Let’s face it there is so much online advice out there on how to build a successful moneymaking ecommerce site that you would be excused for being totally confused. This is because much of the advice given is conflicting and at times just plain inaccurate. While some of the advice is helpful and indeed useful, much of it is also a myth. It should be easy to disregard the bad advice but unfortunately the sheer volume of available online ‘tips’ simply encourages bad practice during ecommerce development.
It is time to dispel some of those myths that are floating round the internet to ensure that your online store has the best possible chance of being up there with the same chance as the big names in retail.
One of the most common ecommerce myths is that you can never provide your buyers with too much information. This may surprise you but you can easily overwhelm potential customers with an information overload. Filling up your product pages with too many choices and lots of boring unnecessary information only causes confusion and dampens the customer’s enthusiasm.

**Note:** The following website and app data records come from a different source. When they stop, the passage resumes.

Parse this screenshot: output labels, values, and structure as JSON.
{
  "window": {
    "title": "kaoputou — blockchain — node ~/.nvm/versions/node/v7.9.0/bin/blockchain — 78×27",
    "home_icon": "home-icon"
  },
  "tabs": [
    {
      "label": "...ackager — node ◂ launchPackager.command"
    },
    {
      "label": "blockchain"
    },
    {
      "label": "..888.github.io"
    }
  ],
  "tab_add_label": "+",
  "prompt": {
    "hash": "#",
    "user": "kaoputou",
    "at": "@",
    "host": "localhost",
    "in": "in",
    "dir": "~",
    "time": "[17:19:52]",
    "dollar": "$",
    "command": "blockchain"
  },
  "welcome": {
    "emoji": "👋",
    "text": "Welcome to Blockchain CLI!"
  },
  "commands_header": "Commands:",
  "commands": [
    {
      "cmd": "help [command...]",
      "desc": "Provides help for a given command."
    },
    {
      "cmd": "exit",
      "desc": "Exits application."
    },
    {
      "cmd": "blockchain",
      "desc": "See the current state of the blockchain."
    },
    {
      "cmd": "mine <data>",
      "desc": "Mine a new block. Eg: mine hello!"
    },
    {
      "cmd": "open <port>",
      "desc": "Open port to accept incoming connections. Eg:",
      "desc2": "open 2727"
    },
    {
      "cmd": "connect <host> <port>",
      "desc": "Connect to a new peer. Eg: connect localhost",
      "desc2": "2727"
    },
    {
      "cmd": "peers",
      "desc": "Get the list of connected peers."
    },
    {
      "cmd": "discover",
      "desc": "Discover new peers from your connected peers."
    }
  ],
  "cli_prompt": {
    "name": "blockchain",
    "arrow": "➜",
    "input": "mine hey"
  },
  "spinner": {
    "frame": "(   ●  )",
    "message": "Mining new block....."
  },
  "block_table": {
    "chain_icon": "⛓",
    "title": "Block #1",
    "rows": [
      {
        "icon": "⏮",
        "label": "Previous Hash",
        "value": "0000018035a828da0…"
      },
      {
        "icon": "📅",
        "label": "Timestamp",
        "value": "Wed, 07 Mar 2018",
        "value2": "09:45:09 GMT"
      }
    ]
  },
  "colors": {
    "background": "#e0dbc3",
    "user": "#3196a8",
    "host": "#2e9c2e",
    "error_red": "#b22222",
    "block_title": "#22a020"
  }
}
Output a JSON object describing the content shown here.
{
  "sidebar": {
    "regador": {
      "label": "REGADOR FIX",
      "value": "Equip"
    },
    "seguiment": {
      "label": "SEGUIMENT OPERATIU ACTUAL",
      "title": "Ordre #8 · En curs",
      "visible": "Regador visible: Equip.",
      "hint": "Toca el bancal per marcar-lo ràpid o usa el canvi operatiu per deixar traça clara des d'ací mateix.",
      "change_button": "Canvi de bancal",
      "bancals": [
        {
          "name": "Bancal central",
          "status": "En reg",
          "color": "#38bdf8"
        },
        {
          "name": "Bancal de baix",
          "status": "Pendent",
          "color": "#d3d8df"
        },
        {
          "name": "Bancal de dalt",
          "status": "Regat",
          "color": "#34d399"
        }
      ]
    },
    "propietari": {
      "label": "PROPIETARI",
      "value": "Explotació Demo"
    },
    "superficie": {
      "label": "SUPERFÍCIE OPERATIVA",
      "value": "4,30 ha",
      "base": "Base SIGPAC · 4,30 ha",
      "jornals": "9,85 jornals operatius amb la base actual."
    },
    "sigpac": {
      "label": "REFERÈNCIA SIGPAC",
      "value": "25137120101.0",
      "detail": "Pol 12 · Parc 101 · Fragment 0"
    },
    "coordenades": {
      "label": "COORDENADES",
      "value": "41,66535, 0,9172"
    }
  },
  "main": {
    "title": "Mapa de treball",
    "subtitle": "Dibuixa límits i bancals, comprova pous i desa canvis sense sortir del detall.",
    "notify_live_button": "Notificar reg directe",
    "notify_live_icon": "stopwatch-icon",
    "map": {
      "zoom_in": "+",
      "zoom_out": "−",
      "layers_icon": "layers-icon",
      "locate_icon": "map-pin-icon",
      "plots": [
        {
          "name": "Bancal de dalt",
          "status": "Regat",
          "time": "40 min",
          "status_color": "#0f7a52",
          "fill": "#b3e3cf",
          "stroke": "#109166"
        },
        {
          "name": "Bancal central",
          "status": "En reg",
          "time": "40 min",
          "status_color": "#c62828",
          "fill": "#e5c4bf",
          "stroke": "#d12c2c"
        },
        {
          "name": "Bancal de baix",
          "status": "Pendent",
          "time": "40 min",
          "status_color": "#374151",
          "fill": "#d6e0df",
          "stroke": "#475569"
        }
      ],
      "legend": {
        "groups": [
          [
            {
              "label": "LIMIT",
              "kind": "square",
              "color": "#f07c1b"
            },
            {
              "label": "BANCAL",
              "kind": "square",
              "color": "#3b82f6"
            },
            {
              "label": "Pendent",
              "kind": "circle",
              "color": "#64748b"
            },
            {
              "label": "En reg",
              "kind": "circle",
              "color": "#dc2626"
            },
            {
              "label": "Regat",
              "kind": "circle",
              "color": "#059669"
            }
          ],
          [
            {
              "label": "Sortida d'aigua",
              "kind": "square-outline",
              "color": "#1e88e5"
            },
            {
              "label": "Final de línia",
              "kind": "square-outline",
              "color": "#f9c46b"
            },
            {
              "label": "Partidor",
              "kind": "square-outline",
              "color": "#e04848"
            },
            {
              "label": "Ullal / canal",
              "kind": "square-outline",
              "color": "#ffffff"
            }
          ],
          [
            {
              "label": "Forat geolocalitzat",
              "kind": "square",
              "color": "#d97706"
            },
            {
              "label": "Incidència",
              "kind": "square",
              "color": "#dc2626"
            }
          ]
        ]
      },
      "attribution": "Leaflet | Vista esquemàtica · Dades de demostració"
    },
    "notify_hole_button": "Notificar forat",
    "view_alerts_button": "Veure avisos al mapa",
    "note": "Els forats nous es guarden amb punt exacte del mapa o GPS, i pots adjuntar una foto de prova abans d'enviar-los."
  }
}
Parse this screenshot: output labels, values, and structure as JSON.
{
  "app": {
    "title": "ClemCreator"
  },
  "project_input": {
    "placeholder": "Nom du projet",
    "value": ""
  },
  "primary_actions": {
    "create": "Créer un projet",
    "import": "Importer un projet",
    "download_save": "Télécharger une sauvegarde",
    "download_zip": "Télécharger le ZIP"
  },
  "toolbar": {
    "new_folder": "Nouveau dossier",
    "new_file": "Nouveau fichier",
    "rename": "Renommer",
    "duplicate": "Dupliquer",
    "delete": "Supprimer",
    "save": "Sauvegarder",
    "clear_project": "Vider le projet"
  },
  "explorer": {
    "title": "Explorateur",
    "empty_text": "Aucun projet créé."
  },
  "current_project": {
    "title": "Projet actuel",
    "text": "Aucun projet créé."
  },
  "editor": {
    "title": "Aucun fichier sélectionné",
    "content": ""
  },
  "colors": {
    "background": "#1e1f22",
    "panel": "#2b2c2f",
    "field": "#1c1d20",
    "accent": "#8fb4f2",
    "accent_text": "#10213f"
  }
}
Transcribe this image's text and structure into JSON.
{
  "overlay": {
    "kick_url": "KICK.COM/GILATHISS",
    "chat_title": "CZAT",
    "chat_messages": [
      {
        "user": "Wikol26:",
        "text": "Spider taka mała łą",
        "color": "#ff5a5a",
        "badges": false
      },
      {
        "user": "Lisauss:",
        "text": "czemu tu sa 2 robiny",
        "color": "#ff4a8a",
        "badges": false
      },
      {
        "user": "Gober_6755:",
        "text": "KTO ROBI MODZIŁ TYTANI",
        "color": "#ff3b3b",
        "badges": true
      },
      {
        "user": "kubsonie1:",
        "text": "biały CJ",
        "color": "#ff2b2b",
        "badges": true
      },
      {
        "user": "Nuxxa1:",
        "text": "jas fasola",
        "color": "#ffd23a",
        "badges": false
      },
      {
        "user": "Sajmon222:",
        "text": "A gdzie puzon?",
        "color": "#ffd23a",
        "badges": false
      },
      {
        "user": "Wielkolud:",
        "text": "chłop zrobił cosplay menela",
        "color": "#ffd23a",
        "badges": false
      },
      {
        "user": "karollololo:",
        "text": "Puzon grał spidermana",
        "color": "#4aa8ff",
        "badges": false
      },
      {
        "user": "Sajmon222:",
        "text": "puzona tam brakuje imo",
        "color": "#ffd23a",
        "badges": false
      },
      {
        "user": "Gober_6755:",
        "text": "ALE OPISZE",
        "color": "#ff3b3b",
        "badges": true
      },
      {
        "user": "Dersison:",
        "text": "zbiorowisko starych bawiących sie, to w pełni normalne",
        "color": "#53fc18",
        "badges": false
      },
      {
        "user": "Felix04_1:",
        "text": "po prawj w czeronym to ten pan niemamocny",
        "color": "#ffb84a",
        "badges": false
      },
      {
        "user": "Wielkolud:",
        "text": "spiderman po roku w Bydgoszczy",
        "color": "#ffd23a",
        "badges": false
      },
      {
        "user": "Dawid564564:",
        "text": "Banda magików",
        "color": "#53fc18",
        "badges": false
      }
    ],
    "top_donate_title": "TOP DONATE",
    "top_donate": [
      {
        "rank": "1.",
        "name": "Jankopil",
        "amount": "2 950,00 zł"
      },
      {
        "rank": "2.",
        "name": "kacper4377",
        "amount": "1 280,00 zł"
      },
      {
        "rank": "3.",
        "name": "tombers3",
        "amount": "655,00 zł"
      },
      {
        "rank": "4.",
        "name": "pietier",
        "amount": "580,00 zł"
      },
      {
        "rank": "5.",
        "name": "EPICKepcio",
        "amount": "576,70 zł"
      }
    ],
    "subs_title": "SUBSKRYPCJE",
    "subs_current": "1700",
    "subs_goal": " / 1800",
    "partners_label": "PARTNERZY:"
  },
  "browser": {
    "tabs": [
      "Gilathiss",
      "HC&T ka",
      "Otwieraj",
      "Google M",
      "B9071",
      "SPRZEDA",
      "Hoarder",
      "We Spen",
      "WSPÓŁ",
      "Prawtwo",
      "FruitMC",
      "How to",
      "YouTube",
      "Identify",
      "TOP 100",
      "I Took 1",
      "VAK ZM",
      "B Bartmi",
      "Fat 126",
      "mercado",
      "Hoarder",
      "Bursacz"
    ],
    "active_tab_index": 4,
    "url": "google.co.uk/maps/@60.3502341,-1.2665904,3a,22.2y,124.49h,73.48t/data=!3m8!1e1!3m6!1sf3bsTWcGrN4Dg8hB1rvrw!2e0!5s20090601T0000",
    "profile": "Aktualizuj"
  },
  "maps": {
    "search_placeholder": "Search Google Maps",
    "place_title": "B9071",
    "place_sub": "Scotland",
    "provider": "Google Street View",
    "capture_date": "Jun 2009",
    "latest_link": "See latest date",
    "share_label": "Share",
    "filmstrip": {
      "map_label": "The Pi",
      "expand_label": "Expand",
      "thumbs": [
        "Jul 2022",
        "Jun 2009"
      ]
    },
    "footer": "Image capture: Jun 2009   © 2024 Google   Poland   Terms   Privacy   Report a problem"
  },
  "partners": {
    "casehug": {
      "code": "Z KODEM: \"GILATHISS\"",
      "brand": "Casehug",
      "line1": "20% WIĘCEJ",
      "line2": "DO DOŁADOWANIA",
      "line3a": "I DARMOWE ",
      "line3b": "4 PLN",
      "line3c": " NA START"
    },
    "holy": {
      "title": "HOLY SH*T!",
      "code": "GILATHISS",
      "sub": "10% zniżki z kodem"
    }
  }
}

Of course buying decisions rely on a certain amount of relevant information gathering; therefore you could be forgiven for assuming that the more information you provide potential customers the more you tempt people to buy. However the fact is too much information is overwhelming and can prevent buying decisions from being made. You need to encourage visitors to your site to part with their money by simply providing them with precise basic product information.
If you really feel the need to offer technical specifications for your products present them as separate downloadable documents or better still put a product information video on your site so that customers can watch it if they are seeking more detail or explanation.
Many online store owners are convinced that by displaying a security badge on their site they will automatically inspire confidence. This isn’t strictly true, for while the security of online shopping has been the subject of a lot of criticism of late and many would-be customers are still wary of engaging with ecommerce simply adding a badge to your homepage or checkout pages does nothing to allay the fear of that people have of shopping on the internet. You will need to convince potential customers that your site is trustworthy and secure through effective written content; a badge just isn’t enough.
Avoid cross-selling at every single opportunity for while it may work well in bricks and mortar shops, but it doesn't translate that well online. It’s OK to do a minor amount of cross selling but on the whole focused niche sites seem to do better than sites that bombard customers with too many extra choices and additional products. When they are in the process of buying this practice is off-putting and will simply encourage them to go elsewhere.
In a bid to copy the likes of Amazon many online retailers attempt to introduce cross-selling at every stage of a user interaction including checkout processes, even trying to cross-sell products which are completely unrelated. It just doesn’t work for the small store owner. Checkout procedures need to be fast, focused and efficient so keep all cross-selling away from the checkout.
The final myth is that ecommerce is easy and anyone who can work a computer can make a fortune. Regrettably it's not that simple. Certainly setting up an online store can be easy, especially with reliable software like Zen Cart but that is only the beginning. Successful ecommerce is a long term process which incorporates all the elements which are found in bricks and mortar businesses including great products, first class customer service, good communication, on and off line, and most important of all highly targeted and cost effective marketing strategies.